The final game of the Charlotte Hornets’ season Tuesday night was an absolute embarrassment — a heads-may-roll, nationally televised, cover-the-children’s-eyes debacle.
Indiana’s 144-117 win over Charlotte in the NBA play-in tournament was far worse even than the 27-point final margin. The Hornets played themselves right out of the NBA play-in tournament in the sort of humiliating performance that resembled the way they played for much of the 7-59 season of 2011-12.
Charlotte owner Michael Jordan has to be fuming after this quasi-playoff game, and he should be. It looked like the Hornets players didn’t want to be there and were intent on proving it by forgetting to read the Indiana scouting report.
It looked like Hornets coach James Borrego and his staff had absolutely no idea how to put the Hornets in position to win what was their first postseason game in five years. And It looked like Charlotte was ready and willing to concede a dunk or an uncontested three-point shot on every Indiana possession.
On TNT, Charles Barkley picked the Hornets to win the game just before tip-off. By halftime, Sir Charles was chuckling at his own idiocy.
After the game, Charlotte forward Miles Bridges said of Indiana: “They bullied us. There’s nothing else to say. Everyone watched the game. ... They played like they wanted to be in the playoffs and we didn’t. ... They whipped our a--.”
The game also reminded me of the Carolina Panthers’ playoff loss to Arizona in the 2008 postseason — the one where Carolina quarterback Jake Delhomme committed a mind-blowing six turnovers. Big game. Big stakes. Big flop. Arizona was 20 points ahead at halftime, and everyone knew it was over. This game was over by halftime, too, as Indiana led the Hornets by 24 at the break and by as many as 39 in the second half.
The mere fact that the Hornets lost?
That wasn’t unexpected. Indiana was favored, albeit by a modest two points. Charlotte staggered into the game having gone 0-5 over its final five contests.

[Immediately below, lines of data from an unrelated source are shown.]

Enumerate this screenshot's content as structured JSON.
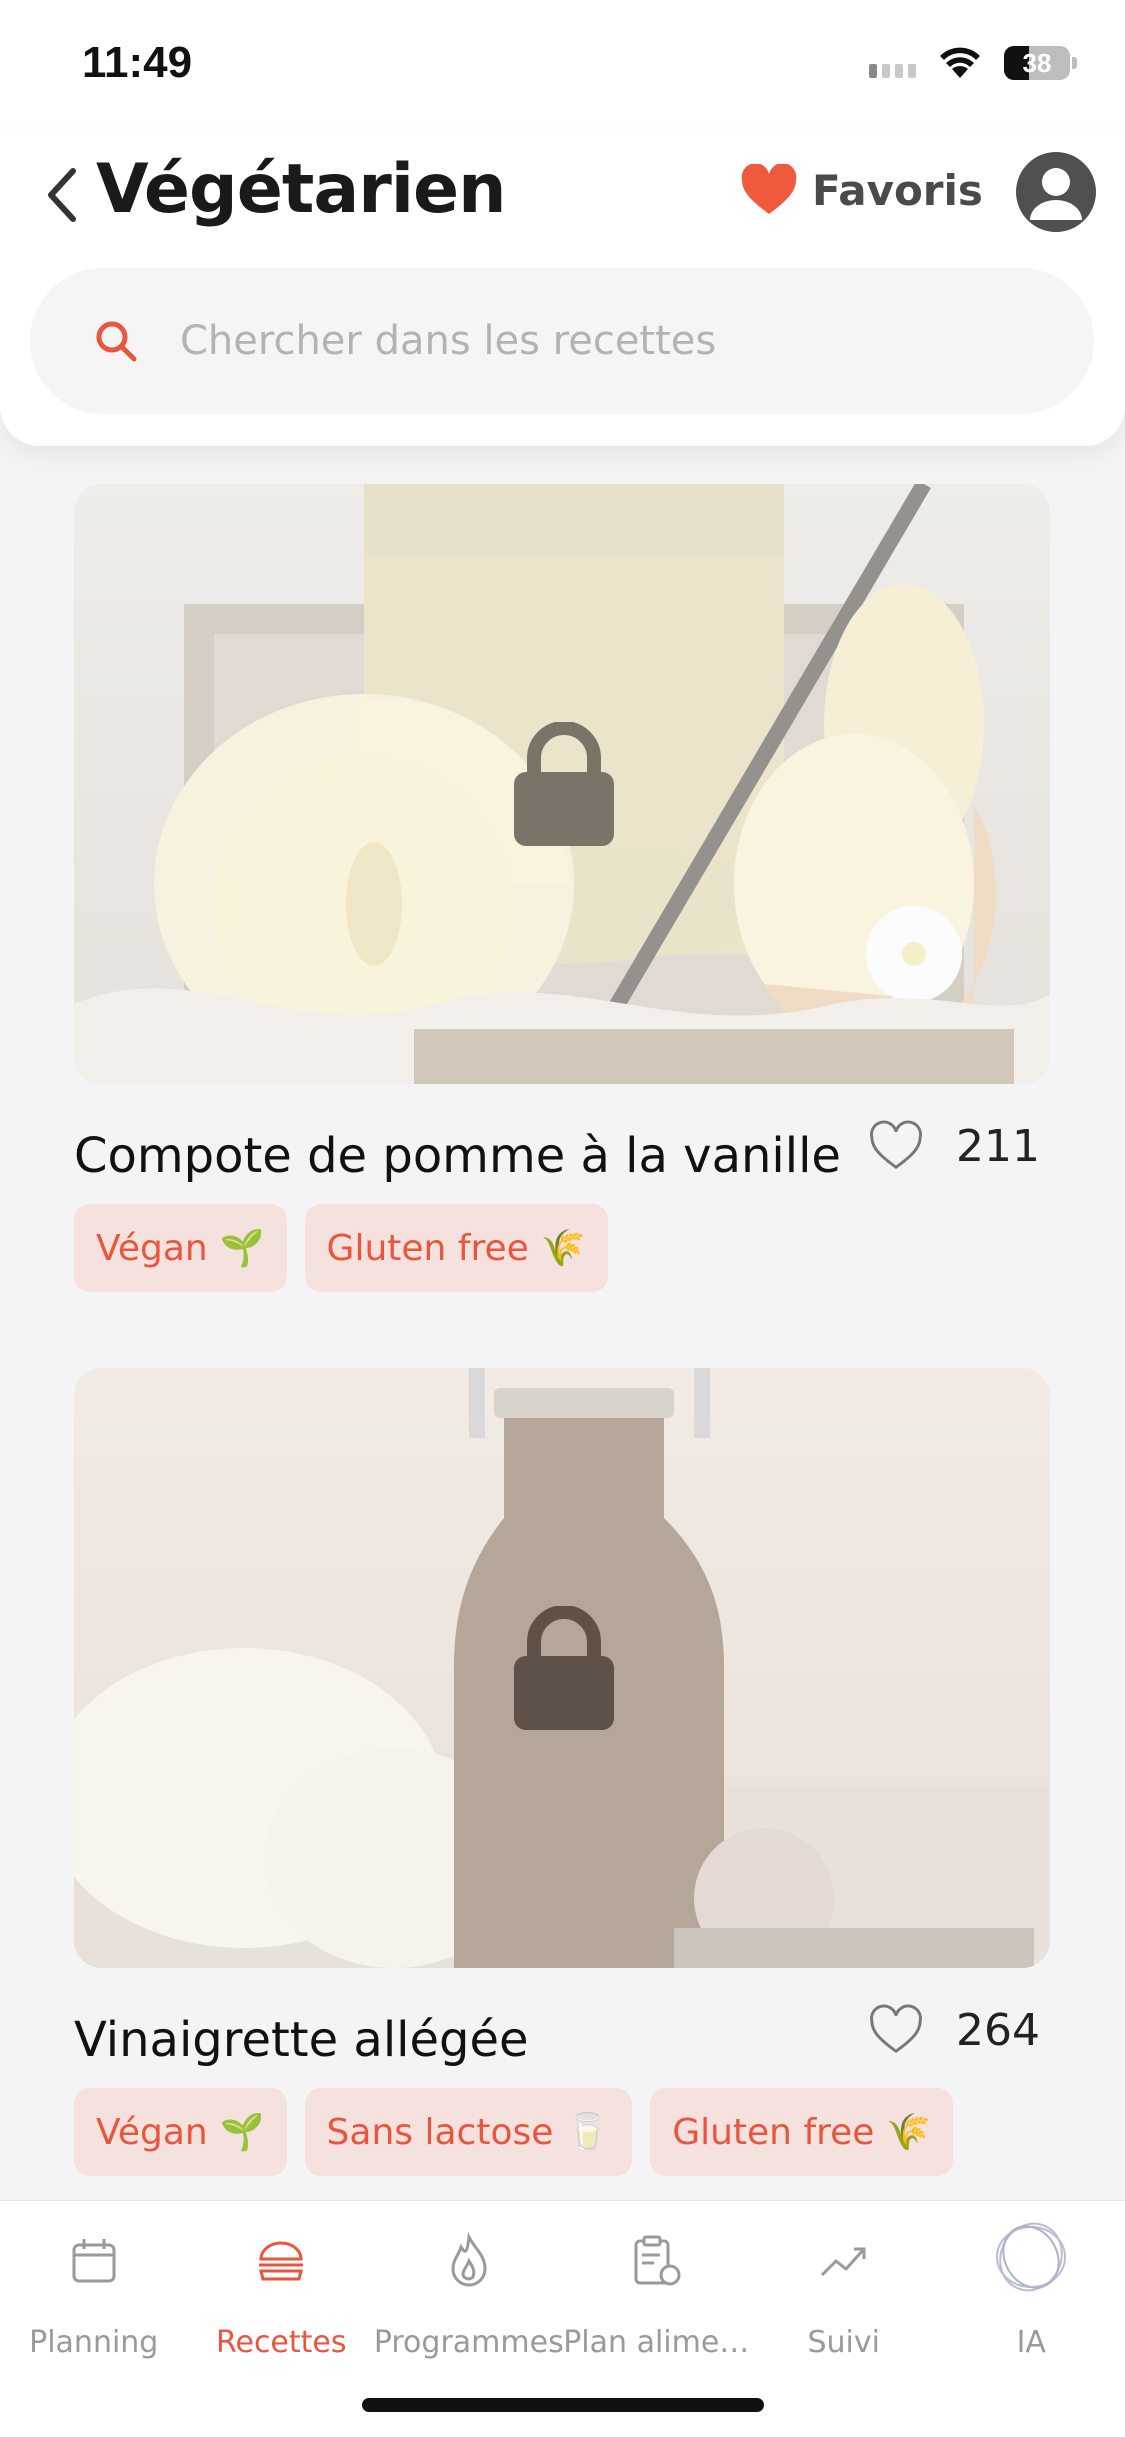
{
  "status": {
    "time": "11:49",
    "battery": "38",
    "battery_level": 0.38
  },
  "header": {
    "title": "Végétarien",
    "favorites_label": "Favoris",
    "search": {
      "placeholder": "Chercher dans les recettes"
    }
  },
  "recipes": [
    {
      "title": "Compote de pomme à la vanille",
      "likes": "211",
      "locked": true,
      "image": "apple-compote-jar",
      "tags": [
        {
          "label": "Végan",
          "emoji": "🌱"
        },
        {
          "label": "Gluten free",
          "emoji": "🌾"
        }
      ]
    },
    {
      "title": "Vinaigrette allégée",
      "likes": "264",
      "locked": true,
      "image": "vinaigrette-bottle",
      "tags": [
        {
          "label": "Végan",
          "emoji": "🌱"
        },
        {
          "label": "Sans lactose",
          "emoji": "🥛"
        },
        {
          "label": "Gluten free",
          "emoji": "🌾"
        }
      ]
    }
  ],
  "nav": {
    "active": "Recettes",
    "items": [
      {
        "label": "Planning",
        "icon": "calendar-icon"
      },
      {
        "label": "Recettes",
        "icon": "burger-icon"
      },
      {
        "label": "Programmes",
        "icon": "flame-icon"
      },
      {
        "label": "Plan alime…",
        "icon": "clipboard-apple-icon"
      },
      {
        "label": "Suivi",
        "icon": "trend-icon"
      },
      {
        "label": "IA",
        "icon": "ai-orb-icon"
      }
    ]
  },
  "colors": {
    "accent": "#e8563d",
    "tag_bg": "#f5e1de",
    "heart": "#f05a3c"
  }
}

Several of those Charlotte games, though, were extremely close, including the last two. This one was a fiasco.
Yes, you can say Charlotte didn’t have the injured Gordon Hayward, but the Pacers lost one of their best players in Caris LeVert just before the game due to health and safety protocols. They had far less time to adjust to that and, arguably, suffered through more overall injuries as a team this year than Charlotte did.
For the Hornets, LaMelo Ball looked like a lost 19-year-old teenager, with a startling plus-minus number of minus-35. Terry Rozier, who had to be great for Charlotte to have any chance, went 0 for 9 from three-point range. P.J. Washington and Devonte Graham, playing in a game where they most needed to come up big, came up small.
“There were very few high moments throughout this game,” Borrego said. “We just could not find our footing on either end of the floor. ... They punched us in the mouth early and kept going.”
“In a 30-point loss, there’s nothing that goes right,” said Cody Zeller, whose 7-for-7 shooting was a rare bright spot for Charlotte. “And nothing went right.”
This was one of the few Hornets games just about everyone could see on TV, due to the national telecast, although that blessing turned out to be a curse. TNT’s announcers were deservedly ruthless about the Hornets, ripping the team for the better part of two hours.
“A nightmare night,” said Spero Dedes, who did the play-by play. And: “As disheartening a performance for the Charlotte Hornets as anyone could have imagined.”
At halftime, Kenny Smith diagnosed how the Pacers kept getting the ball inside while the Hornets tiptoed around outside of the paint like it was made of lava. TNT analyst Greg Anthony said the Hornets “didn’t seem to have the energy, or really the understanding, of what you needed to bring from an intensity standpoint to this game. I know James Borrego has got to be disappointed with the effort.”
I know Jordan has to be disappointed with all of it.
The Hornets would have been the Eastern Conference’s No. 4 seed if the season had ended at the two-thirds mark. Instead, they plummeted all the way to No. 10 and then got waxed by an Indiana team they had gone 2-1 against in the regular season.
The Hornets on Tuesday night looked like a team that had one hand on the door right from tip-off, ready to go on a vacation that couldn’t come soon enough.
Does that erase all the good work the Hornets did this season? It does not.
Despite a shaky final 10 days of the season, Ball is a player who you can build around. Rozier, Miles Bridges and Jalen McDaniels took significant steps forward.
And the Hornets are back in the NBA lottery, just like usual, so maybe they will get lucky again. Next season shows promise, if they can get the offseason right.
But Tuesday night?
That’s going to leave a scar. A big one.